**Data supplied:**

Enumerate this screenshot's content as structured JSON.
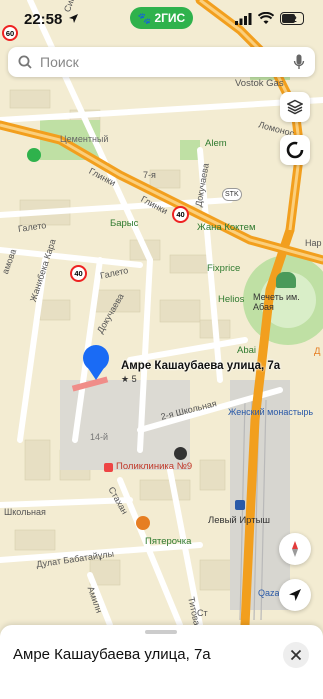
{
  "status_bar": {
    "time": "22:58",
    "brand": "2ГИС",
    "battery": "42",
    "icons": [
      "location-arrow-icon",
      "cellular-signal-icon",
      "wifi-icon",
      "battery-icon"
    ]
  },
  "search": {
    "placeholder": "Поиск",
    "icons": [
      "search-icon",
      "microphone-icon"
    ]
  },
  "controls": {
    "icons": [
      "layers-icon",
      "compass-ring-icon",
      "compass-needle-icon",
      "my-location-icon",
      "close-icon"
    ]
  },
  "map": {
    "streets": {
      "top_right": "Vostok Gas",
      "lomonosov": "Ломонос",
      "cement": "Цементный",
      "alem": "Alem",
      "glinka_1": "Глинки",
      "glinka_2": "Глинки",
      "dokuchaeva_1": "Докучаева",
      "dokuchaeva_2": "Докучаева",
      "num_7a": "7-я",
      "barys": "Барыс",
      "zhana_koktem": "Жана Коктем",
      "stk": "STK",
      "galeto_1": "Галето",
      "galeto_2": "Галето",
      "fixprice": "Fixprice",
      "helios": "Helios",
      "zhanibek": "Жанибека Кара",
      "mosque": "Мечеть им. Абая",
      "abai": "Abai",
      "shkolnaya_2": "2-я Школьная",
      "women_monastery": "Женский монастырь",
      "num_14": "14-й",
      "polyclinic": "Поликлиника №9",
      "shkolnaya": "Школьная",
      "stakh": "Стахан",
      "levy_irtysh": "Левый Иртыш",
      "pyaterochka": "Пятерочка",
      "dulat": "Дулат Бабатайұлы",
      "amiln": "Амилн",
      "titova": "Титова",
      "qazaq": "Qazaq",
      "nar": "Нар",
      "sinitsa": "Синица",
      "amo": "амова",
      "d_right": "Д",
      "st": "Ст"
    },
    "speed_limits": [
      "60",
      "40",
      "40"
    ],
    "icons": [
      "speed-camera-icon",
      "shop-icon",
      "park-icon",
      "mosque-icon",
      "hospital-icon",
      "store-icon",
      "rail-icon"
    ]
  },
  "selected_place": {
    "name": "Амре Кашаубаева улица, 7а",
    "rating": "★ 5"
  },
  "bottom_sheet": {
    "title": "Амре Кашаубаева улица, 7а"
  },
  "colors": {
    "main_road": "#f29f1e",
    "secondary_road": "#ffffff",
    "map_bg": "#f3ecd2",
    "green": "#b8dca0",
    "pin_blue": "#1a6bf5",
    "brand_green": "#2fb24c"
  }
}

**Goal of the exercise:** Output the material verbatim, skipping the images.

**Answer to this task:**
Enumerate this screenshot's content as structured JSON.
{
  "status_bar": {
    "time": "22:58",
    "brand": "2ГИС",
    "battery": "42",
    "icons": [
      "location-arrow-icon",
      "cellular-signal-icon",
      "wifi-icon",
      "battery-icon"
    ]
  },
  "search": {
    "placeholder": "Поиск",
    "icons": [
      "search-icon",
      "microphone-icon"
    ]
  },
  "controls": {
    "icons": [
      "layers-icon",
      "compass-ring-icon",
      "compass-needle-icon",
      "my-location-icon",
      "close-icon"
    ]
  },
  "map": {
    "streets": {
      "top_right": "Vostok Gas",
      "lomonosov": "Ломонос",
      "cement": "Цементный",
      "alem": "Alem",
      "glinka_1": "Глинки",
      "glinka_2": "Глинки",
      "dokuchaeva_1": "Докучаева",
      "dokuchaeva_2": "Докучаева",
      "num_7a": "7-я",
      "barys": "Барыс",
      "zhana_koktem": "Жана Коктем",
      "stk": "STK",
      "galeto_1": "Галето",
      "galeto_2": "Галето",
      "fixprice": "Fixprice",
      "helios": "Helios",
      "zhanibek": "Жанибека Кара",
      "mosque": "Мечеть им. Абая",
      "abai": "Abai",
      "shkolnaya_2": "2-я Школьная",
      "women_monastery": "Женский монастырь",
      "num_14": "14-й",
      "polyclinic": "Поликлиника №9",
      "shkolnaya": "Школьная",
      "stakh": "Стахан",
      "levy_irtysh": "Левый Иртыш",
      "pyaterochka": "Пятерочка",
      "dulat": "Дулат Бабатайұлы",
      "amiln": "Амилн",
      "titova": "Титова",
      "qazaq": "Qazaq",
      "nar": "Нар",
      "sinitsa": "Синица",
      "amo": "амова",
      "d_right": "Д",
      "st": "Ст"
    },
    "speed_limits": [
      "60",
      "40",
      "40"
    ],
    "icons": [
      "speed-camera-icon",
      "shop-icon",
      "park-icon",
      "mosque-icon",
      "hospital-icon",
      "store-icon",
      "rail-icon"
    ]
  },
  "selected_place": {
    "name": "Амре Кашаубаева улица, 7а",
    "rating": "★ 5"
  },
  "bottom_sheet": {
    "title": "Амре Кашаубаева улица, 7а"
  },
  "colors": {
    "main_road": "#f29f1e",
    "secondary_road": "#ffffff",
    "map_bg": "#f3ecd2",
    "green": "#b8dca0",
    "pin_blue": "#1a6bf5",
    "brand_green": "#2fb24c"
  }
}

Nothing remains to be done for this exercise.